GOAL OF THE EXERCISE
Read through the listing, and wherever a line holds the word "title", return it.

PROVIDED RECORDS
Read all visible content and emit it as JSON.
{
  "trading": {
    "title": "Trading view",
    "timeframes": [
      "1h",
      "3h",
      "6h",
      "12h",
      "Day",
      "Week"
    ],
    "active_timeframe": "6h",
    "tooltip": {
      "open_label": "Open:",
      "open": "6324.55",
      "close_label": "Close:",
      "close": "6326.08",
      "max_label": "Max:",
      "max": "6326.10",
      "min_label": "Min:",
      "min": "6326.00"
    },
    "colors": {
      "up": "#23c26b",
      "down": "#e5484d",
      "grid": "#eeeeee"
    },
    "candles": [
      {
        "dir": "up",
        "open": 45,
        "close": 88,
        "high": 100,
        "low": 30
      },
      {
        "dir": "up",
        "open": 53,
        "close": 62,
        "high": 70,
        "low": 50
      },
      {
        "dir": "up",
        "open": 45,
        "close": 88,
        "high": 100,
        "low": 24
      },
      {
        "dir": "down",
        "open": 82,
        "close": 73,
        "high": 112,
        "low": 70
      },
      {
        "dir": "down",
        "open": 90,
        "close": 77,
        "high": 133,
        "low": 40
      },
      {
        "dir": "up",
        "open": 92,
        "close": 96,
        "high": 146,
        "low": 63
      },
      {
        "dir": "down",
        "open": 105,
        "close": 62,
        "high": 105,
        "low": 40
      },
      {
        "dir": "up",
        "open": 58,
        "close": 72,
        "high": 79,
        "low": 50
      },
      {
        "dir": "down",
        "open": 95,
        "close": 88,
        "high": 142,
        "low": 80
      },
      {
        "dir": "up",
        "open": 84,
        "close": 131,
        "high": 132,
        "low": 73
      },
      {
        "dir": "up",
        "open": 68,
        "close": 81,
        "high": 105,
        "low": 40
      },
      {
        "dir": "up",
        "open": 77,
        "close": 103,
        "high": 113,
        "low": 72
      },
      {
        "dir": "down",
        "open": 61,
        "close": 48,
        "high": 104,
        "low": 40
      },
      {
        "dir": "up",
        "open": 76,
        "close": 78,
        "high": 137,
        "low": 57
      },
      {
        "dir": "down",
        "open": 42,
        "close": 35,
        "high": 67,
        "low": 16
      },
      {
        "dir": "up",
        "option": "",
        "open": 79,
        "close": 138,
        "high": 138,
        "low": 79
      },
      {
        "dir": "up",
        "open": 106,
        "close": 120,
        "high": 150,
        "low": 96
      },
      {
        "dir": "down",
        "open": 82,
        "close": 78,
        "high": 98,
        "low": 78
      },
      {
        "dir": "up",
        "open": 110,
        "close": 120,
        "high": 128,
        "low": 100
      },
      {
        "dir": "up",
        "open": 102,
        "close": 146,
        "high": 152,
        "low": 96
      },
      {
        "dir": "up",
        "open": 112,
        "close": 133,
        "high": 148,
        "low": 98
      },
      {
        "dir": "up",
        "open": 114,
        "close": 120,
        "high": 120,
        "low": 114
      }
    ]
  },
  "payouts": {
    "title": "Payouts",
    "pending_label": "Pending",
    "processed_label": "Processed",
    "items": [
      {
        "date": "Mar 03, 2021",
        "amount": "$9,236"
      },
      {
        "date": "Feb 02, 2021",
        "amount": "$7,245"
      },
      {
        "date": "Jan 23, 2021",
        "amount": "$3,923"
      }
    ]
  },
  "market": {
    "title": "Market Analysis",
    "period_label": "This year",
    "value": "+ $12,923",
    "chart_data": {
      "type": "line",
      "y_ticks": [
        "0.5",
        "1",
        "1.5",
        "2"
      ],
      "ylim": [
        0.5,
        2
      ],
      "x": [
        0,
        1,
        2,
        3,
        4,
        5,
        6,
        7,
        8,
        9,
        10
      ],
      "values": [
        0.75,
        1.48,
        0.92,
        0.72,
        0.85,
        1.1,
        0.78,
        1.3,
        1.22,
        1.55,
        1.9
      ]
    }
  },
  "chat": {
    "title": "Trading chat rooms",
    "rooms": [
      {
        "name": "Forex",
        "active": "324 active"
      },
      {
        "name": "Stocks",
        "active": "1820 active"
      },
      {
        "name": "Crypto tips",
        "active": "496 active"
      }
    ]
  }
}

ANSWER TO THE PROBLEM
    "title": "Trading view",
    "title": "Payouts",
    "title": "Market Analysis",
    "title": "Trading chat rooms",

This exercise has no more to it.